Jacques Derrida and Jean-François Lyotard constitute two of the most notable figures of poststructuralist thought and philosophy of the postmodern period. Both worked to reveal instabilities and uncertainty, and to destabilise assumptions and self-evident traditions for the purposes of reflection, creativity and innovative thinking. This significant volume explores the key concepts central to the work of Derrida and Lyotard in relation to educational leadership, and reveals how these ideas challenge existing structures, hierarchies and models of thought. Derrida’s notions of difference and deconstruction, and Lyotard’s concepts of language games, performativity and the differend, are specifically used to inform provocative and insightful critiques of the positivist assumptions and knowledge construction in the field of educational leadership. The book provides concrete examples of the application of theories to policy, literature and empirical data, and identifies ideas which continue to impact contemporary practices of educational leadership and management. Included in the book: - why bring Derrida and Lyotard to ELMA? - a Lyotardian politics of the standards movement in educational leadership - managing performance - witnessing deconstructions of the leader-follower binary in ELMA - limitations and critiques of Derrida and Lyotard. This important volume in the series will be of value to all those working and researching in the field of Educational Leadership, Management and Administration.

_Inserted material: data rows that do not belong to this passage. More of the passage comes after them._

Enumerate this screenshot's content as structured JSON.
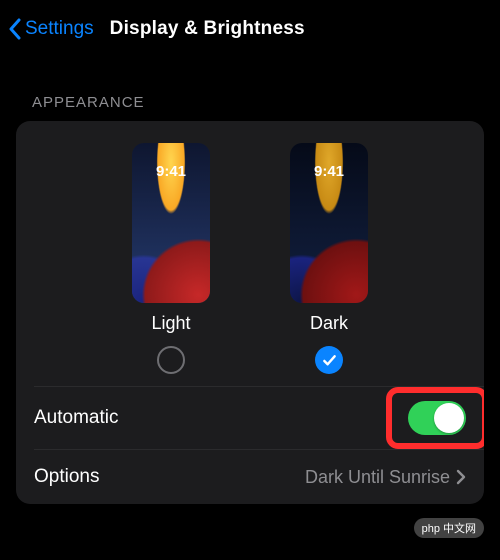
{
  "nav": {
    "back_label": "Settings",
    "title": "Display & Brightness"
  },
  "appearance": {
    "header": "APPEARANCE",
    "preview_time": "9:41",
    "light_label": "Light",
    "dark_label": "Dark",
    "light_selected": false,
    "dark_selected": true
  },
  "rows": {
    "automatic": {
      "label": "Automatic",
      "value": true
    },
    "options": {
      "label": "Options",
      "detail": "Dark Until Sunrise"
    }
  },
  "watermark": "php 中文网",
  "colors": {
    "accent": "#0a84ff",
    "toggle_on": "#30d158",
    "highlight": "#ff2d2d"
  }
}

Questioning Leadership offers a diverse mix of cutting-edge research in the field of educational leadership, with contributions from expert and emerging leadership scholars. It contextualises school leadership within broader social and historical contexts and traces its influence on school performance through time, from its relatively modest role within a systems theory paradigm to its growing influence from the 1980s onwards, as exercising leadership came to be perceived as being largely responsible for improving educational outcomes. This book invites the reader to challenge the current orthodoxy of leader-centrism and instead reflect more broadly on the various structural and institutional interrelationships that determine how a school functions successfully. It poses challenging questions, such as: Is leadership really necessary for high-quality school performance? Can schools function effectively without leadership? Is it possible to describe the work that principals do without using the word ‘leadership’? How do we challenge the assumption that leadership simply exists and that it is seen as the appropriate default explanation for school performance? This book does not assume that leadership is the key to organisational performance, although it acknowledges the work that principals do. It goes against current orthodoxy and offers varied perspectives on how leadership might be repositioned vis-à-vis organisational and institutional structures. It also suggests some new directions for leading and learning and throws open a discussion on leadership that for too long has been captured by the assumption that the leader is the cause of organisational performance and learning outcomes in schools. At a time when leadership’s dominance seems unshakeable, this is a bold book that should appeal to postgraduate students of educational leadership and management, those undertaking training in educational administration and current school leaders interested in exploring the value of leadership for educational organisations.